* THE PROBLEM *
How many lines in the listing below include the word "this"? Answer with the number and nothing else.

* SUPPLIED DATA *
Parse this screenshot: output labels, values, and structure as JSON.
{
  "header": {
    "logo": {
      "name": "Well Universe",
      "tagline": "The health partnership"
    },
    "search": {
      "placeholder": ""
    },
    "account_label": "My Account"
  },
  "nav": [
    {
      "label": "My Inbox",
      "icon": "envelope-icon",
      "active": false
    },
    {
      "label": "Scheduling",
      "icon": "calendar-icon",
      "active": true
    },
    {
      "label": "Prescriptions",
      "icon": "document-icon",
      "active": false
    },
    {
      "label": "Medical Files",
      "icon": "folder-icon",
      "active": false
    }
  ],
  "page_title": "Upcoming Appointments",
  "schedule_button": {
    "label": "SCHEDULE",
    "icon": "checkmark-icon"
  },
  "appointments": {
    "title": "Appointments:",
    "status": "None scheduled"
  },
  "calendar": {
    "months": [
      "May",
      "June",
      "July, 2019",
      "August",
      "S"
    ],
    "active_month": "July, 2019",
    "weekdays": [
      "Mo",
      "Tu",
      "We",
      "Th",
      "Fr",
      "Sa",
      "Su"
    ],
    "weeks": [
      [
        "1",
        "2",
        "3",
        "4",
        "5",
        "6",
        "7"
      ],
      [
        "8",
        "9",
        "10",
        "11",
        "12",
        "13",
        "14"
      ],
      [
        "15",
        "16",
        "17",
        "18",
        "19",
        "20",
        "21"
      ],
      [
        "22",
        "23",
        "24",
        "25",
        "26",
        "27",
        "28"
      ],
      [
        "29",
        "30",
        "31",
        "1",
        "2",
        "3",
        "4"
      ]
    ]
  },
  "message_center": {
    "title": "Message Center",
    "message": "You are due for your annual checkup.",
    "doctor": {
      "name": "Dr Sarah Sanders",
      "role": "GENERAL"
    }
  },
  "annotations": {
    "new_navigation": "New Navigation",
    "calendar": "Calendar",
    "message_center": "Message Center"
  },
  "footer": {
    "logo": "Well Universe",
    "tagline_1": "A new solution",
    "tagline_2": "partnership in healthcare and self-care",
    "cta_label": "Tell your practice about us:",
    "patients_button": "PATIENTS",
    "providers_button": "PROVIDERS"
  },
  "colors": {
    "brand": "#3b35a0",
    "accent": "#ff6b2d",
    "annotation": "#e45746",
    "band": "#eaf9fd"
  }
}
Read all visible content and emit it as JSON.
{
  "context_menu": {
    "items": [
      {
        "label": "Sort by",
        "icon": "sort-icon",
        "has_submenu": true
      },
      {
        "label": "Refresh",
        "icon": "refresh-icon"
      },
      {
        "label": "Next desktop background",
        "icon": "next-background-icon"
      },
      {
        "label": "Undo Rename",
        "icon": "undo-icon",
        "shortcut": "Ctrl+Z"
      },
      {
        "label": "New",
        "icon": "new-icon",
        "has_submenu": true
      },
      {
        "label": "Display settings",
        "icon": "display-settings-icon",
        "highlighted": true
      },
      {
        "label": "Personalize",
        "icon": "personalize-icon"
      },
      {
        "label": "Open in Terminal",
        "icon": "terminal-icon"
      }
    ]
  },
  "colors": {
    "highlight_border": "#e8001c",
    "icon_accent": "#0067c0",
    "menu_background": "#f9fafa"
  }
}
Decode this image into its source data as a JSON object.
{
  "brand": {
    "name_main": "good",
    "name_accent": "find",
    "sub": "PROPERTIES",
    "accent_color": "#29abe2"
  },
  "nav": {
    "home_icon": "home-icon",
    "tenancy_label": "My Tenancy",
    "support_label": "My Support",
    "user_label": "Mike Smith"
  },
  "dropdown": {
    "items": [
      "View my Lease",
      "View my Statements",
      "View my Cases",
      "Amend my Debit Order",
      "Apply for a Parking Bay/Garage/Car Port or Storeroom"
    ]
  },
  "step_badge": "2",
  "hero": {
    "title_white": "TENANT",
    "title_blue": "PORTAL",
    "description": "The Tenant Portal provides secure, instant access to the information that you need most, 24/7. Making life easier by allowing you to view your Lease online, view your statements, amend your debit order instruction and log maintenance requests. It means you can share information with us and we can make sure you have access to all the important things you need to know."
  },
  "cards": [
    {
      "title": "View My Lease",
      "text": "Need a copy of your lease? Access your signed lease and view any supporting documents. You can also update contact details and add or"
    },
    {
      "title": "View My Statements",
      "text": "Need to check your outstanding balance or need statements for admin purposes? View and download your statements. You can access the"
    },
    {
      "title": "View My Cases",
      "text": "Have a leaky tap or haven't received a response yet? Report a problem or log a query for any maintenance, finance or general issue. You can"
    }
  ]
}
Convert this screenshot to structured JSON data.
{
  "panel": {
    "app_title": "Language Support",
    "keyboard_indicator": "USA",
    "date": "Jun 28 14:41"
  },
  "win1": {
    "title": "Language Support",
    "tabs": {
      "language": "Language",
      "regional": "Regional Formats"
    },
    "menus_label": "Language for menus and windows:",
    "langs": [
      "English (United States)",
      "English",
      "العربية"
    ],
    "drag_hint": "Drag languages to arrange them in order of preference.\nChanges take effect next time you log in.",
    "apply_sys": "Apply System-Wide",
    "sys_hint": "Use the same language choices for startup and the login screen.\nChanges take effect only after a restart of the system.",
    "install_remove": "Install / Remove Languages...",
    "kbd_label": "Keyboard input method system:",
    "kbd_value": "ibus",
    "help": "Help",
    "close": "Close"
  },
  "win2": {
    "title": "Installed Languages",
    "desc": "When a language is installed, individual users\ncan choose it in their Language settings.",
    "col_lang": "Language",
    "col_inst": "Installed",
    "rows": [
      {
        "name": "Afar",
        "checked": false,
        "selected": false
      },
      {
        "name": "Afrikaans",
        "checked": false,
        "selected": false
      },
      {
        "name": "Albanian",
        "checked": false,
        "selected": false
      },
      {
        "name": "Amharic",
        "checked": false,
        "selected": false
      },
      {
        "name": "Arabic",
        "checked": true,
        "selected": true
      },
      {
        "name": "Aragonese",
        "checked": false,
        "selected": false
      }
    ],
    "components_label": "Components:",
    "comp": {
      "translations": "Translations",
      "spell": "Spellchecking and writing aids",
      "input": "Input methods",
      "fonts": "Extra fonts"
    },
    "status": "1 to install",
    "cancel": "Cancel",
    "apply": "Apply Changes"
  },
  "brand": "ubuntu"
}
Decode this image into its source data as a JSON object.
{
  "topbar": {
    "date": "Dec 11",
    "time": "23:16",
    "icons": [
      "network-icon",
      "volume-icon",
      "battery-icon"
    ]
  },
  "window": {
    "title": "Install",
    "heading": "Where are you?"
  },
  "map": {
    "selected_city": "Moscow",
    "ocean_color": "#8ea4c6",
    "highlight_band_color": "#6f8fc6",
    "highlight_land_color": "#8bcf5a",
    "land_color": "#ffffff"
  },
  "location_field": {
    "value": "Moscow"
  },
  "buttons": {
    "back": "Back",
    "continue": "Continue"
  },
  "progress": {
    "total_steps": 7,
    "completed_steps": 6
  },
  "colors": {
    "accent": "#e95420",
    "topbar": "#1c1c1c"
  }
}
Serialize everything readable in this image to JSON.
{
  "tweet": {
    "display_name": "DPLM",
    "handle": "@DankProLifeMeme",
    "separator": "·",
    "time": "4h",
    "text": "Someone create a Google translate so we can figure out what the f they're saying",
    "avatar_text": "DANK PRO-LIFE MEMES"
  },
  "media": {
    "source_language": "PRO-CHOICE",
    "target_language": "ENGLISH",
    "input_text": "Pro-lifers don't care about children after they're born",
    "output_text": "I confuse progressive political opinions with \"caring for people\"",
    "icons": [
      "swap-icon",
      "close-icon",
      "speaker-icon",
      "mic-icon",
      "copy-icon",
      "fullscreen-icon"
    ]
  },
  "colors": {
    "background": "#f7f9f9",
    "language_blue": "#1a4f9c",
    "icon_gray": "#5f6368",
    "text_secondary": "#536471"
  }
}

* FINAL ANSWER *
5